Chris Harman


No fear of contradiction

(May 1997)

Reviews, Socialist Review, No.208, May 1997.
Copyright © Socialist Review.
Copied with thanks from the Socialist Review Archive at
Marked up by Einde O’Callaghan for the Marxists’ Internet Archive.

The Caucasian Chalk Circle
by Bertolt Brecht

This is the best production you are likely to get the chance to see of one of the best of Brecht’s plays. He wrote it in 1944, after more than ten years of exile from Nazi Germany, and filled it with his revulsion at the inhumanity and violence of class society.

On the surface, the play takes the form of a story with music about Grusha, a serving maid, who saves a baby abandoned by a governor’s wife in a civil war. Putting up with every sort of hardship she brings it up in conditions of extreme danger and poverty – and is then dragged before a court with the demand to surrender it to its rich ‘natural’ mother.

But the power of the play depends not on the story so much as on the way Brecht built each scene around what he called ‘contradictions’ – between the veneer of civilisation flaunted by the rich and their deep seated barbarity, between the suffering of the poor and their eagerness to prostrate themselves on ceremonial occasions to the rich who cause such suffering, the contradiction between the acceptance of militarism by the poor and their revulsion at its consequences, between the desire of most people to do good and the economic conditions that force them to behave badly.

The stress on such contradictions is dramatically effective in a double sense. On the one hand, they produce a theatrically enthralling combination of brilliant farce and deep pathos. On the other, they point to political lessons, about the inhumanity of existing society, the barbarity of its rulers and the absurdity of its codes of law.

This production is superb in two respects. It employs a new translation by Frank McGuinness, who replaces the somewhat stilted English of the old James and Tania Stern translation with the sort of vibrant everyday language which made his Observe the Sons of Ulster Marching to the Somme shine.

Further, it moves away from the over-formalistic stylisation that often characterises performances of the later Brecht. He himself complained that such stylisation removed ‘whatever is unique, special, contradictory, accidental’ and provided ‘hackneyed stereotypes, the bulk of which represent no mastery of reality’. It also results in performances that do nothing to challenge the prejudices of those members of the audience who are most like the upper class characters on the stage.

Here, by contrast, is a staging that is not to be missed because it does challenge those prejudices and, in so doing, shows why Brecht is probably the greatest playwright of our century.

I found only one fault with the performance. That is with the prologue scene, where the story is introduced.

Brecht placed this in Soviet Georgia, just after the defeat of the Nazi forces at the end of Second World War. Its basic optimism about the condition of the peasants jars with everything we now know – and which, to be honest, Brecht secretly suspected – about life in the countryside under Stalin’s rule, and so plants a folksy and phoney cover up for tyranny and class rule at the beginning of a brilliant attack on such things. It would have been an even better production had it been ditched.

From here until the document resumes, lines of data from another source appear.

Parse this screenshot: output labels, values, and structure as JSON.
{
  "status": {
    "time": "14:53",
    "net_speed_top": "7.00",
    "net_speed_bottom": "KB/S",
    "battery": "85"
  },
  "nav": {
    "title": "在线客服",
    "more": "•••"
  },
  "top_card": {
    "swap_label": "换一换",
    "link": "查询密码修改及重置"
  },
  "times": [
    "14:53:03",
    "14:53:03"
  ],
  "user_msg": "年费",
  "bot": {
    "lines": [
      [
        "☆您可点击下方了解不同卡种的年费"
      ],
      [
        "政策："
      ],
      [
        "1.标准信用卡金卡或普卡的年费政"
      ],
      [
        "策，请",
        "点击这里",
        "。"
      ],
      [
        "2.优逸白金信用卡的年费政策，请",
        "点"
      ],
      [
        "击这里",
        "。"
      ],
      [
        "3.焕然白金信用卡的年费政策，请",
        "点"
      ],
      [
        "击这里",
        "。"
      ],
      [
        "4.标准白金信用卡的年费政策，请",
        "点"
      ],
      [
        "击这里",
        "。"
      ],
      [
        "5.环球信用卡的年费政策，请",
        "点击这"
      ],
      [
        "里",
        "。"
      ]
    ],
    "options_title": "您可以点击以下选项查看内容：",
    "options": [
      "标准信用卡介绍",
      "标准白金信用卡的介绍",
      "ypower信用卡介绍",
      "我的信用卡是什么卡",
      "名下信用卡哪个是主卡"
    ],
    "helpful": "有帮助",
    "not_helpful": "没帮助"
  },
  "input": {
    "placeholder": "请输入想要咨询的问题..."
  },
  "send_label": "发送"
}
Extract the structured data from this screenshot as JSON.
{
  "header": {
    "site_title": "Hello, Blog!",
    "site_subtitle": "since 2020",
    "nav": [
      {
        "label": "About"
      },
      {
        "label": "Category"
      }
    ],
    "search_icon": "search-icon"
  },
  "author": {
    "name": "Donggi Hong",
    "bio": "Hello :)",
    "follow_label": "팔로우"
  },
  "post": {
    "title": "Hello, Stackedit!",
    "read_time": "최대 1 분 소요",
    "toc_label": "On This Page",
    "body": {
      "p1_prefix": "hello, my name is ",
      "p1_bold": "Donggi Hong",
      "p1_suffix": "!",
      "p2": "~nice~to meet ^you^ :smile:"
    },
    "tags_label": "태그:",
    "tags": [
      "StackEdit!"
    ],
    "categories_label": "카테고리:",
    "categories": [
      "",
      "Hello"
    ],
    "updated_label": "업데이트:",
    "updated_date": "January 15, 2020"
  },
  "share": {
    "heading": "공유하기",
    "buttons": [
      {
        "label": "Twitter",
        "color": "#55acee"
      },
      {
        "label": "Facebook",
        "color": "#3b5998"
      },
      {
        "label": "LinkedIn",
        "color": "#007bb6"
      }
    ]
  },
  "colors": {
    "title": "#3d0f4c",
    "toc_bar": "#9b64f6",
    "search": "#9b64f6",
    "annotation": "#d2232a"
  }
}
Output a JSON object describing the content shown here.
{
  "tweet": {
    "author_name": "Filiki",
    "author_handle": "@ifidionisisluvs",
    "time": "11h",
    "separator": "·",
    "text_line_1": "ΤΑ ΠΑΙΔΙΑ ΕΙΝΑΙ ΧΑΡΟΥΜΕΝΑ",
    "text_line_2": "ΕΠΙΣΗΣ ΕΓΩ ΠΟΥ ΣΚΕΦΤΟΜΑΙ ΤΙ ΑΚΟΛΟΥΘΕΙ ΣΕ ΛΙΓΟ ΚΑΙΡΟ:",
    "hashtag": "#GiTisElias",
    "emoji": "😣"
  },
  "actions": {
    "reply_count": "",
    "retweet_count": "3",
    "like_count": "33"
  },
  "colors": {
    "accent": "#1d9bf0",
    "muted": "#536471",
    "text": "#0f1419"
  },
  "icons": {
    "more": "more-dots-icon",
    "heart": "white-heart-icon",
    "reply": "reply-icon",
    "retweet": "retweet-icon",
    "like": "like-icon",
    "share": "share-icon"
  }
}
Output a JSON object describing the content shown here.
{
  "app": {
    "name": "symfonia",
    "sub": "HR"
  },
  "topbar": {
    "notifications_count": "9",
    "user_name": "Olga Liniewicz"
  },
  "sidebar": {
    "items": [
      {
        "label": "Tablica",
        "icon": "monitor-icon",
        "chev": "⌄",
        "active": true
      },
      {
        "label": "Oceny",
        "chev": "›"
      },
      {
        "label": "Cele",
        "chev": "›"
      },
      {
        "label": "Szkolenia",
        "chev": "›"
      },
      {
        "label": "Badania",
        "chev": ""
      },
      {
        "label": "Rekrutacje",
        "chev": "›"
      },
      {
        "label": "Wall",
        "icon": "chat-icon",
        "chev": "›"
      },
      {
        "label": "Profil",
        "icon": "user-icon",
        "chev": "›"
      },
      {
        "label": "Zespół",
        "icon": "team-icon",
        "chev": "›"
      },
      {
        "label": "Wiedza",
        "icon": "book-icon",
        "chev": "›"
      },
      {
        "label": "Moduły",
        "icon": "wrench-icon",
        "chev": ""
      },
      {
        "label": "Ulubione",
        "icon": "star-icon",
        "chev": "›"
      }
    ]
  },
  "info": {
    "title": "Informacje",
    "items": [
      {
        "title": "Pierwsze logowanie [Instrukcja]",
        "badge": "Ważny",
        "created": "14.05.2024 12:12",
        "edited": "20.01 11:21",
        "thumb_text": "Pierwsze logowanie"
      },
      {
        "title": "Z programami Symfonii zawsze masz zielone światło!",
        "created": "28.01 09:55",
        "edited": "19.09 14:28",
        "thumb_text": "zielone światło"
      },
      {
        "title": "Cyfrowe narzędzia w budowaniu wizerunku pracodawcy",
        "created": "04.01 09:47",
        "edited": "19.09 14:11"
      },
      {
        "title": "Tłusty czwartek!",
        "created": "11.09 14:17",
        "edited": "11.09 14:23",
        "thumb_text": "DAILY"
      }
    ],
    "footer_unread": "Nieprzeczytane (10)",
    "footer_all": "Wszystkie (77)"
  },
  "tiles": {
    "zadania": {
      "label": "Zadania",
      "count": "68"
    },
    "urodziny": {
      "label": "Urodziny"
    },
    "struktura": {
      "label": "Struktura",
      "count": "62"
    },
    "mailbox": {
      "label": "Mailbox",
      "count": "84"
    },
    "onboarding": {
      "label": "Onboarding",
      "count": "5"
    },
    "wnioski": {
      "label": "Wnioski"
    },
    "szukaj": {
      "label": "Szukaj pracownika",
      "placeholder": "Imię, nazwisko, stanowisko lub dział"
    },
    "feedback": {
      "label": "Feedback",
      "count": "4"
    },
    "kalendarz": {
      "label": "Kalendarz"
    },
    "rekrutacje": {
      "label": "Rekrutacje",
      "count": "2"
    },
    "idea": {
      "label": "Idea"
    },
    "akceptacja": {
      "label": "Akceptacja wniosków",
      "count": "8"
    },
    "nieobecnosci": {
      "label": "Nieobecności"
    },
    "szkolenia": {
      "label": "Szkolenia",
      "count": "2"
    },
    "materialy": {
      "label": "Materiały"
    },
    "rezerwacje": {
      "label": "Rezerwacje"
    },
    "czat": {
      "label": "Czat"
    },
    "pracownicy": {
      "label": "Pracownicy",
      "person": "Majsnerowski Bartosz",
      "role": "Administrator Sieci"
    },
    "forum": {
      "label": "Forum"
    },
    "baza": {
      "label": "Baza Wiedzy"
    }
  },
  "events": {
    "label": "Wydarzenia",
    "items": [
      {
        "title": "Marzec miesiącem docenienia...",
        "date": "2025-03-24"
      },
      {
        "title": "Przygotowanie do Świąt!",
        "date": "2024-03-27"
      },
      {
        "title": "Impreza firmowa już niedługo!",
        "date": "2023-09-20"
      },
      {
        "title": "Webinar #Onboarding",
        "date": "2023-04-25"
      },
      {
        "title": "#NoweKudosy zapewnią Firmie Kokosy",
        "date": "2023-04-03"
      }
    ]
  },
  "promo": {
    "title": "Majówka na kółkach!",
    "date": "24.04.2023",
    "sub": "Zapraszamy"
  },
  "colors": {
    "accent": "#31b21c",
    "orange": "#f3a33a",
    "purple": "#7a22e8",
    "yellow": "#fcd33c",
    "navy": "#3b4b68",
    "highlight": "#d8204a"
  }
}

The Caucasian Chalk Circle is at the National Theatre in May and then touring with the Theatre de Complicité to Liverpool (26-28 June), Cambridge (2-5 July), and Plymouth (8-10 July)

Last updated on 21 December 2009